View regional winners
Regional representatives from competition sites around the country last year, along with a couple of masons from outside the U.S., make up the 20 finalists for the 7th annual SPEC MIX Bricklayer 500. They will vie for more than $100,000 in cash and prizes and the title of “World's Best Bricklayer.” The competition will be held, Wednesday, Feb. 4, noon, in the Gold outdoor lot at the Las Vegas Convention Center.
The 20 mason/tender teams battle to place as many bricks as possible in 60 minutes, while meeting the contest's quality parameters. Garrett Hood, McGee Brothers, Monroe, N.C., won the 2008 title by placing 791 bricks. He will be back to defend his title this year, as will Mike Boll, last year's runner-up and winner of two previous Br Bricklayer 500s.
Co Contest details
The initial phase of the Bricklayer 500 involves in the “Toughest Tender” competition. Each team's tender will lay out his mason's competition site with 1000 bricks evenly staged, along with five mortar boards and stands, water pail, and shovels for tempering the mortar. The tender that sets up the site the quickest earns the title.
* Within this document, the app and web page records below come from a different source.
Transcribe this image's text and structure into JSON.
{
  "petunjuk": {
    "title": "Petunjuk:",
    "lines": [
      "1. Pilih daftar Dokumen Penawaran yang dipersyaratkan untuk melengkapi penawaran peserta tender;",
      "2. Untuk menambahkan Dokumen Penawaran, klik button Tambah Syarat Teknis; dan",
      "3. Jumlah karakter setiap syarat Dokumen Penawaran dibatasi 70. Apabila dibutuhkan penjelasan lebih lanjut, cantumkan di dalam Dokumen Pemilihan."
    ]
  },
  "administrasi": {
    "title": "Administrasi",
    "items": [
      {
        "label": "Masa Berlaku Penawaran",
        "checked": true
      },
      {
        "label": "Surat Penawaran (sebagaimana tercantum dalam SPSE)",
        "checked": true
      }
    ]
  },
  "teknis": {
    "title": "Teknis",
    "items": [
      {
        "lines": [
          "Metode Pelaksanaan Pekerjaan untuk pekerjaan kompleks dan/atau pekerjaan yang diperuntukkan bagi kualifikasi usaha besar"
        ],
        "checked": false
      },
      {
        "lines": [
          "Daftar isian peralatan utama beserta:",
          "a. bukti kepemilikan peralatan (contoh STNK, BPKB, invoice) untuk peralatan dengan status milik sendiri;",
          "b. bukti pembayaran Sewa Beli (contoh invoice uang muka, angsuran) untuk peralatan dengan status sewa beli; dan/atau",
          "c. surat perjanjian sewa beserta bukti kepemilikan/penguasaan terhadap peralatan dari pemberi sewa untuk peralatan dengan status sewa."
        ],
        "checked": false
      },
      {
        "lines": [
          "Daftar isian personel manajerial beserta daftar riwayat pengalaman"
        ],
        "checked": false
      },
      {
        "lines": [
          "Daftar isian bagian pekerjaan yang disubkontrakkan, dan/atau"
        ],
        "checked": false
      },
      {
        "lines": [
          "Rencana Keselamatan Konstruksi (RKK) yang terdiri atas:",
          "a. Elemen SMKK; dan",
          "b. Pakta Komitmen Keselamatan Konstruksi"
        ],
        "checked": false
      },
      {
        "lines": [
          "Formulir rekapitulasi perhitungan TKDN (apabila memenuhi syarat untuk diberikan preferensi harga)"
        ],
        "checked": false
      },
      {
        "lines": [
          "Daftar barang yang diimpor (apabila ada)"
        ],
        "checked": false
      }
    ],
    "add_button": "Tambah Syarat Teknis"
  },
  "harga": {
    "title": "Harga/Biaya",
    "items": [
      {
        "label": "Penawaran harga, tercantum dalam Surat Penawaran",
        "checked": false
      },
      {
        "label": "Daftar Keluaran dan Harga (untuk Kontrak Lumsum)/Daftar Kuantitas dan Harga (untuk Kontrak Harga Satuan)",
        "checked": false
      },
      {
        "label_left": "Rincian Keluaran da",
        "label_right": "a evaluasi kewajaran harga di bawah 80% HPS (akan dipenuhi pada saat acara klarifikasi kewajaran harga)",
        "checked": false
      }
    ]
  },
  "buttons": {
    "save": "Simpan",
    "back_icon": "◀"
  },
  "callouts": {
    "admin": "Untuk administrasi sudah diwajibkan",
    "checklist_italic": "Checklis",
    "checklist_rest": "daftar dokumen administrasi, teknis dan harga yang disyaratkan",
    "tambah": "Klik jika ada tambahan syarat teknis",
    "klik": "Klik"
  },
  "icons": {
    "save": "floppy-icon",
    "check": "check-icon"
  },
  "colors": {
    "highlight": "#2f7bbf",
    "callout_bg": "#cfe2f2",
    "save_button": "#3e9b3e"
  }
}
Shane Barclay, Rice Lake Construction, Deerwood, Minn., was last year's winner with a time of 17 minutes, 40 seconds.
After an introduction suitable for a major sporting event, complete with a red carpet and player (mason) announcements, the main event takes place. Several thousand interested show attendees, family members, and fellow masons are usually in the stands. (Sunny skies and pleasant temperatures have been the norm the past few years.)
Each mason will lay a starter wall consisting of two courses of 8-in. x 8-in. x 16-in. CMUs and one course of modular bricks before the official competition commences. The masons then have 60 minutes to build a 26-ft double-wythe wall on 1/2 running bond (39 bricks per side).
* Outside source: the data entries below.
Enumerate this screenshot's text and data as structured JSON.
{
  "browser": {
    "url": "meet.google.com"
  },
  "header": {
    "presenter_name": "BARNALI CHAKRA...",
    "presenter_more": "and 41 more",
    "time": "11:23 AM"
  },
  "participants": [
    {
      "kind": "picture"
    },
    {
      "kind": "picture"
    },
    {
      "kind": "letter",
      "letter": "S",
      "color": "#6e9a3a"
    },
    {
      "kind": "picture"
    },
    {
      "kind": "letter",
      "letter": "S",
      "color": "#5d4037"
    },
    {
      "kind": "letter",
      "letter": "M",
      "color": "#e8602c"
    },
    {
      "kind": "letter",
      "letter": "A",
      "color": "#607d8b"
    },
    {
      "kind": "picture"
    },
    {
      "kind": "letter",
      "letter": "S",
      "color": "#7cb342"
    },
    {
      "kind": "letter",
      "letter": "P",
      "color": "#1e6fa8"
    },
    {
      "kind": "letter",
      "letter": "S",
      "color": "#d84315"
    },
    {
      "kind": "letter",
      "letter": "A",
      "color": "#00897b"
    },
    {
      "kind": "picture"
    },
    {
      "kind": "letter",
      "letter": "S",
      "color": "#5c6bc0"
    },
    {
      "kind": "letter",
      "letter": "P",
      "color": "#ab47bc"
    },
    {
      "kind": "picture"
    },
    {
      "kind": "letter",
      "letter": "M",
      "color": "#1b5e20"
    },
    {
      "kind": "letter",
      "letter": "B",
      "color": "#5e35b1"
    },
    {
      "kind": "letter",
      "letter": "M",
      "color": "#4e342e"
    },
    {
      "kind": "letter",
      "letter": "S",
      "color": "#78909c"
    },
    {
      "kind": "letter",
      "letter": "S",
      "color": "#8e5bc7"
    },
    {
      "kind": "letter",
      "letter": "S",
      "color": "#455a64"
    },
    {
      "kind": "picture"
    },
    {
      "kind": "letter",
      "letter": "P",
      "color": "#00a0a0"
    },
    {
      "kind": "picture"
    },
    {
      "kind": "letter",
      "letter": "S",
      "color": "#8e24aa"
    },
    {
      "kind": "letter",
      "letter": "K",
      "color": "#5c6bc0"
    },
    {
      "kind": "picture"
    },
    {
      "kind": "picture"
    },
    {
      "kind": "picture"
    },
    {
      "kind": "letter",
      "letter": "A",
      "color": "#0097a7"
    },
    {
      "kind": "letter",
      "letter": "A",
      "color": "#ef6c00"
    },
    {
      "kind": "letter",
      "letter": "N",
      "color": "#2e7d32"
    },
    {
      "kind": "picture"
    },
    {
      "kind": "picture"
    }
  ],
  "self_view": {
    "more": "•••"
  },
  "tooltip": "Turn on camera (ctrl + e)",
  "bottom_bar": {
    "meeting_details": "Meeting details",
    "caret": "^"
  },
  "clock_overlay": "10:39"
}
The masons must lift their own bricks and work the trowels of mortar. The bricklayer is responsible for every aspect of the wall's construction, including raising the line blocks and lines at each end of the wall, securing line pins/corner blocks, and running each course of bricks.
At the conclusion of the timed event, the masons will have a 10-minute rest period, followed by another 10 minutes to finish the working side of the wall and ends (not the backside) with any standard masonry tool. Joints are to be struck with a round (U) joint finish. Water and other liquids or cleaning agents may not be used to finish the wall.
A team of veteran masons judge the walls. They check for production (number of bricks) and quality factors.
The judges will look for a 1/4 -in. tolerance for nine plumb points, 1/4-in. tolerance for three height points, 20 maximum voids, 1/4-in. tolerance for lipped brick, and 0 tolerance for bricks not laid face shell out. Head joints must be between 1/8 in. and 3/4 in., while bed joints must be between 1/4 in. and 1/2 in. The wall must conform to what is acceptable quality in the field.
Running concurrently with the count competition will be the “Craftsmanship Award.” This contest requires the masons to lay a minimum of 500 bricks with the fewest quality deductions, and pass a visual inspection by the judging panel for workmanship. A number of the masons often concentrate on winning this award rather than the number of bricks placed.
The 2008 winner of the “Craftsmanship Award” was Dave Moyle, Steve Moyle Masonry, Manchester, Iowa, who laid 652 bricks and built the wall judged “most sellable.”